    “One of the overriding ideas was the gulf between parents and children, particularly parents and their adult children,” Walsh said.

    Walsh said he hopes students listen to the ideas in the play.

    “I hope they allow themselves to get in to the world of George Bernard Shaw’s ideas, his ideas of parenting, his ideas of literature and what it can do,” Walsh said. “In a university I hope the students are open to listening to new ideas.”

    Walsh said rehearsals with the nine cast members began the first Monday of the semester.

    Sarah Elizondo, a sophomore theater major, said the play is relevant today because it deals with issues current to students.

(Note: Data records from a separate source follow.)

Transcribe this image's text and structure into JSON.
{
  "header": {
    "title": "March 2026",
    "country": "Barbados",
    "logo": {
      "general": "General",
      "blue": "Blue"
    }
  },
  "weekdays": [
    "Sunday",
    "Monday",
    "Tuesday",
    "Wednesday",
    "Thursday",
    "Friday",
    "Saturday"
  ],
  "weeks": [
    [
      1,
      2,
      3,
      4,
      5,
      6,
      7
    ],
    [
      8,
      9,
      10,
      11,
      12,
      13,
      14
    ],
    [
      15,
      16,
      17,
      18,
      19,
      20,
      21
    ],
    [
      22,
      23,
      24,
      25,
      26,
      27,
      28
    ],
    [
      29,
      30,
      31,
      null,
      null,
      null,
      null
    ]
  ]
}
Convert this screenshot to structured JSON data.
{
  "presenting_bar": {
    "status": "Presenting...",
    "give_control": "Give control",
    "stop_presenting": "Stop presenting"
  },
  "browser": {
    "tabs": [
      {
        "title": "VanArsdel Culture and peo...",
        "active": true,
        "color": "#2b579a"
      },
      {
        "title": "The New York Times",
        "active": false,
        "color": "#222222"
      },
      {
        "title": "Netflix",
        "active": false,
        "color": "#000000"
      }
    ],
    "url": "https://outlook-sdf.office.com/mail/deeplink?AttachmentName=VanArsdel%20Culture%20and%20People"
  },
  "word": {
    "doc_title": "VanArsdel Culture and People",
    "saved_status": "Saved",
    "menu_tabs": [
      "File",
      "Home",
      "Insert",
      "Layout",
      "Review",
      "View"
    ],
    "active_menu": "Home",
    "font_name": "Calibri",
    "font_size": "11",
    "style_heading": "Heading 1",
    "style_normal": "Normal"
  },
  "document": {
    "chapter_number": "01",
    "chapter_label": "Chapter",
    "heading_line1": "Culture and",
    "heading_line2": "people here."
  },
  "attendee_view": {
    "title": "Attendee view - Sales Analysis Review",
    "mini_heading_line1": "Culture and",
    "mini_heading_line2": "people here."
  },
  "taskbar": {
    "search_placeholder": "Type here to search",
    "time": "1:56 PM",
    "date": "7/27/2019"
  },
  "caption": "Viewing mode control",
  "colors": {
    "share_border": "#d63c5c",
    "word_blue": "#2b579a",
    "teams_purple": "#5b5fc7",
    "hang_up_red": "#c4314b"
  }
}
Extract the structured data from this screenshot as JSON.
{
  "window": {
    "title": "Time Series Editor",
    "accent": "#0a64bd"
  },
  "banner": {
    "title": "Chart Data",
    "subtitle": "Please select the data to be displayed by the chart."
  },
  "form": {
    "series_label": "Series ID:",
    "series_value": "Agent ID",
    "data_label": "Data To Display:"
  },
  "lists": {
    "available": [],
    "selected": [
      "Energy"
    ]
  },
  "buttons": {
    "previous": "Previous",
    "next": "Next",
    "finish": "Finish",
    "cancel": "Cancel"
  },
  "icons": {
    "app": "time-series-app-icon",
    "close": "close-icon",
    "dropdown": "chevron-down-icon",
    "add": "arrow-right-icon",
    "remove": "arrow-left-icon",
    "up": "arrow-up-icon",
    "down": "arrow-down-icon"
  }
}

    “It is relevant because it deals with parent and children relationships, the roles of women in society, class differentiation, and the ideals of marriage,” Elizondo said. “Those are all issues that still go on.”

    David Vieira, senior theater major, said rehearsals helped him get comfortable with the other actors.

    “Comedy requires a lot of practice and repetition,” Vieira said. “We as actors need to learn how each other works and moves on stage to elevate the story.”

    Walsh said the play is valuable to the actors because the same skills will be required of them upon graduation.

    “They are going to be cast in this type of play and they need to have this comfort level with the language,” Walsh said. “They need to make it so simple and true to their characters that it doesn’t seem like they’re being false with the language but rather that the language is natural and true.”

    Vieira said he wanted to be a part of “Misalliance” because it allowed him to be on stage.

    “Theater is what I do; I love being on stage,” Vieira said. “It’s a really good production that almost never gets produced.